In collaboration with LANL, we have developed methods to prepare the surface of cerium metal to enable dynamic reflectivity and radiance measurements with pristine target samples. We dynamically tested samples prepared with these new methods using the powder gun launcher at STL. For the first time, we demonstrated a new experimental loading technique (isobaric film cooling) that allowed us to observe the refreezing of shock melted cerium. Our results are consistent with the extension of the previously reported diamond anvil cell (DAC) solid-liquid phase boundary and represent a breakthrough methodology in the mapping of phase boundaries at high pressures and temperatures. The transitions we observed took tens of nanoseconds to complete.
The isobaric cooling technique is a breakthrough for dynamic mapping of material phase boundaries and we expect a significant scientific contribution resulting from the application of this method to cerium and other materials. A number of benefits from this effort are being realized in the NA-10 Stockpile Stewardship program. Our method for cerium preparation is being applied to dynamic experiments in support of the Lawrence Livermore National Laboratory Shallow Bubble Collapse project sponsored by DOE Primary Assessment Technology. Also, samples have been prepared and used in collaborative experiments with LANL to test a novel diagnostic tool to detect trace quantities of shockwave generated atomic cerium vapor. Finally, the thin film isobaric cooling method is being adapted for future support of LANL Dynamic Material Properties studies.
Publications, Technology Abstracts, Presentations/Posters
Hixson, R. S., B. M. La Lone, M. D. Staska, G. D. Stevens, W. D. Turley, L. R. Veeser. 2021. “Temperature Measurements in Cerium Shocked from 8.4 to 23.5 GPa.” J Appl Phys.129, 155106. https://doi.org/10.1063/5.0043096.
Hartsfield, T. M., B. M. La Lone, G. D. Stevens, M.T. Beason, J. K. Baldwin, W. D. Turley. Manuscript in preparation. “Dynamic Resolidification of Shock-Compressed Cerium Measured by Isobaric Thin Film Cooling.”
Akashev, L. A., N. A. Popov, V. G. Shevchenko. 2018. “Optical Properties and Electronic Characteristics of Cerium in the Condensed State.”J Appl Phys.85(4); 624-629.
La Lone, B. M., P. D. Asimow, O. V. Fat’yanov, R. S. Hixson, G. D. Stevens, W. D. Turley, L. R. Veeser. 2019. “High-Pressure Melt Curve of Shock-Compressed Tin Measured Using Pyrometry and Reflectance Techniques.” J Appl Phys.126(22); 225103. https://doi.org/10.1063/1.5132318.
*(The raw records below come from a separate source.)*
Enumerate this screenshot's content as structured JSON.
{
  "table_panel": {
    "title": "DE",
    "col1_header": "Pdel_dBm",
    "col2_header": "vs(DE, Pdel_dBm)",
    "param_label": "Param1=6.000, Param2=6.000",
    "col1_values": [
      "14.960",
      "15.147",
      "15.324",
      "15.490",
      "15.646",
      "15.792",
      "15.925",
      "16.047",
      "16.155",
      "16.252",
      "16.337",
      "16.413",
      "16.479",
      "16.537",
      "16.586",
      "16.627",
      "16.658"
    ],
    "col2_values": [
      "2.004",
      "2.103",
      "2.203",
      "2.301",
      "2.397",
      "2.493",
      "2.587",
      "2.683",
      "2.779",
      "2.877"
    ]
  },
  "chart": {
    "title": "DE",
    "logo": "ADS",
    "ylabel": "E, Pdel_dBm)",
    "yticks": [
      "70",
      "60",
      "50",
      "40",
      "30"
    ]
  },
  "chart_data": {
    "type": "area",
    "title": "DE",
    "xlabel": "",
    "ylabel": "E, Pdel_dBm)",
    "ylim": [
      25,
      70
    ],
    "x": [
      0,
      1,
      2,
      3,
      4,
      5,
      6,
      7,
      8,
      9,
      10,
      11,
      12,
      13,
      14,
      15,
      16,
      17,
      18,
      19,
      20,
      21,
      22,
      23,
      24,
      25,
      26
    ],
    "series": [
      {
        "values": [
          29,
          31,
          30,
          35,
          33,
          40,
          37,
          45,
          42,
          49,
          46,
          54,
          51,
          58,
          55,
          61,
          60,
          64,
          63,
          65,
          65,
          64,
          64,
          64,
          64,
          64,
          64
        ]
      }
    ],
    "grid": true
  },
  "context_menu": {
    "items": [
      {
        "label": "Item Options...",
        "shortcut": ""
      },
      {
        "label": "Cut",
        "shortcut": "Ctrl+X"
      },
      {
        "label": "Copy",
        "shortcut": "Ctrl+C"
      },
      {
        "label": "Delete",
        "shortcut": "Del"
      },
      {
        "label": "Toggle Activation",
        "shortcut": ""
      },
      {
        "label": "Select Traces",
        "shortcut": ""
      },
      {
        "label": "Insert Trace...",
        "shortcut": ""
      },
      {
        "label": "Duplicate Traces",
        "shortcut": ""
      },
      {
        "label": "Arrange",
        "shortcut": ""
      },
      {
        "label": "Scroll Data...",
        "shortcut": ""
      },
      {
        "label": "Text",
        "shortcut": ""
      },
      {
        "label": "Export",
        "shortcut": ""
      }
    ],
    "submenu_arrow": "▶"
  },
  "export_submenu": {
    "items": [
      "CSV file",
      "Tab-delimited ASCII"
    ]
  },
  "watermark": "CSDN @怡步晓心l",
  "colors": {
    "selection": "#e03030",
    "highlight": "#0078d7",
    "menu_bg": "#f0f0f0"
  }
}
This work was done by Mission Support and Test Services, LLC, under Contract No. DE-NA0003624 with the U.S. Department of Energy. DOE/NV/03624–1641.